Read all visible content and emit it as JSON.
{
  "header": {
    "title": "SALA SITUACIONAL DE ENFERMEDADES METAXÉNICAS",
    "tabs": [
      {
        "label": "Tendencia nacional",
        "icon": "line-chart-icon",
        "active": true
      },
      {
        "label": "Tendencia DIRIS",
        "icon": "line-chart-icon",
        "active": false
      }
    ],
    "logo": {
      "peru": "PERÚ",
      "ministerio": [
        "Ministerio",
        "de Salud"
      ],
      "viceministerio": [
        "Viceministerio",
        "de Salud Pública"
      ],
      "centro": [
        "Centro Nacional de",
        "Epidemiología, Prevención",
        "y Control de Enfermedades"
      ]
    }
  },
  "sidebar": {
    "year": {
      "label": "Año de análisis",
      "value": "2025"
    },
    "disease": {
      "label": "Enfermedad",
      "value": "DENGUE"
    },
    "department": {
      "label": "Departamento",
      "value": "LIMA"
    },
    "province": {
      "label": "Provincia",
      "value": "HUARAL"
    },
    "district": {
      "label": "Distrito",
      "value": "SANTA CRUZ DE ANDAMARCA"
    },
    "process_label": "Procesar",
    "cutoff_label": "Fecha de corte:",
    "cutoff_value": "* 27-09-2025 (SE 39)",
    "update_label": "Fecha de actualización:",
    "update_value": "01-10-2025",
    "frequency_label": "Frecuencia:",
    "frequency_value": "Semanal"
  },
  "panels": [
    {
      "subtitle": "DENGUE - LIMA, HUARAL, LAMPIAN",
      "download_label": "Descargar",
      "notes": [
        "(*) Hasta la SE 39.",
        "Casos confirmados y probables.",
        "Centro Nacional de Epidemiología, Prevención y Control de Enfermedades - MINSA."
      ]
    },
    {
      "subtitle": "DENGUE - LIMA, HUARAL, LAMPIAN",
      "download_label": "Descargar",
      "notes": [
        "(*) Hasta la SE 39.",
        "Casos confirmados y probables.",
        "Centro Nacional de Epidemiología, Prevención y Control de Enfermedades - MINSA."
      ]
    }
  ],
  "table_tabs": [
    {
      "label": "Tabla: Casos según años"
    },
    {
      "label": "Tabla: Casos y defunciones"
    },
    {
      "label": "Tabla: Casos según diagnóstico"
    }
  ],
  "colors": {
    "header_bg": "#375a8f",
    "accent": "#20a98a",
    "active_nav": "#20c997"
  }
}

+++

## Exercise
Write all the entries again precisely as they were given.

## Solution to this problem
Read all visible content and emit it as JSON.
{
  "header": {
    "title": "SALA SITUACIONAL DE ENFERMEDADES METAXÉNICAS",
    "tabs": [
      {
        "label": "Tendencia nacional",
        "icon": "line-chart-icon",
        "active": true
      },
      {
        "label": "Tendencia DIRIS",
        "icon": "line-chart-icon",
        "active": false
      }
    ],
    "logo": {
      "peru": "PERÚ",
      "ministerio": [
        "Ministerio",
        "de Salud"
      ],
      "viceministerio": [
        "Viceministerio",
        "de Salud Pública"
      ],
      "centro": [
        "Centro Nacional de",
        "Epidemiología, Prevención",
        "y Control de Enfermedades"
      ]
    }
  },
  "sidebar": {
    "year": {
      "label": "Año de análisis",
      "value": "2025"
    },
    "disease": {
      "label": "Enfermedad",
      "value": "DENGUE"
    },
    "department": {
      "label": "Departamento",
      "value": "LIMA"
    },
    "province": {
      "label": "Provincia",
      "value": "HUARAL"
    },
    "district": {
      "label": "Distrito",
      "value": "SANTA CRUZ DE ANDAMARCA"
    },
    "process_label": "Procesar",
    "cutoff_label": "Fecha de corte:",
    "cutoff_value": "* 27-09-2025 (SE 39)",
    "update_label": "Fecha de actualización:",
    "update_value": "01-10-2025",
    "frequency_label": "Frecuencia:",
    "frequency_value": "Semanal"
  },
  "panels": [
    {
      "subtitle": "DENGUE - LIMA, HUARAL, LAMPIAN",
      "download_label": "Descargar",
      "notes": [
        "(*) Hasta la SE 39.",
        "Casos confirmados y probables.",
        "Centro Nacional de Epidemiología, Prevención y Control de Enfermedades - MINSA."
      ]
    },
    {
      "subtitle": "DENGUE - LIMA, HUARAL, LAMPIAN",
      "download_label": "Descargar",
      "notes": [
        "(*) Hasta la SE 39.",
        "Casos confirmados y probables.",
        "Centro Nacional de Epidemiología, Prevención y Control de Enfermedades - MINSA."
      ]
    }
  ],
  "table_tabs": [
    {
      "label": "Tabla: Casos según años"
    },
    {
      "label": "Tabla: Casos y defunciones"
    },
    {
      "label": "Tabla: Casos según diagnóstico"
    }
  ],
  "colors": {
    "header_bg": "#375a8f",
    "accent": "#20a98a",
    "active_nav": "#20c997"
  }
}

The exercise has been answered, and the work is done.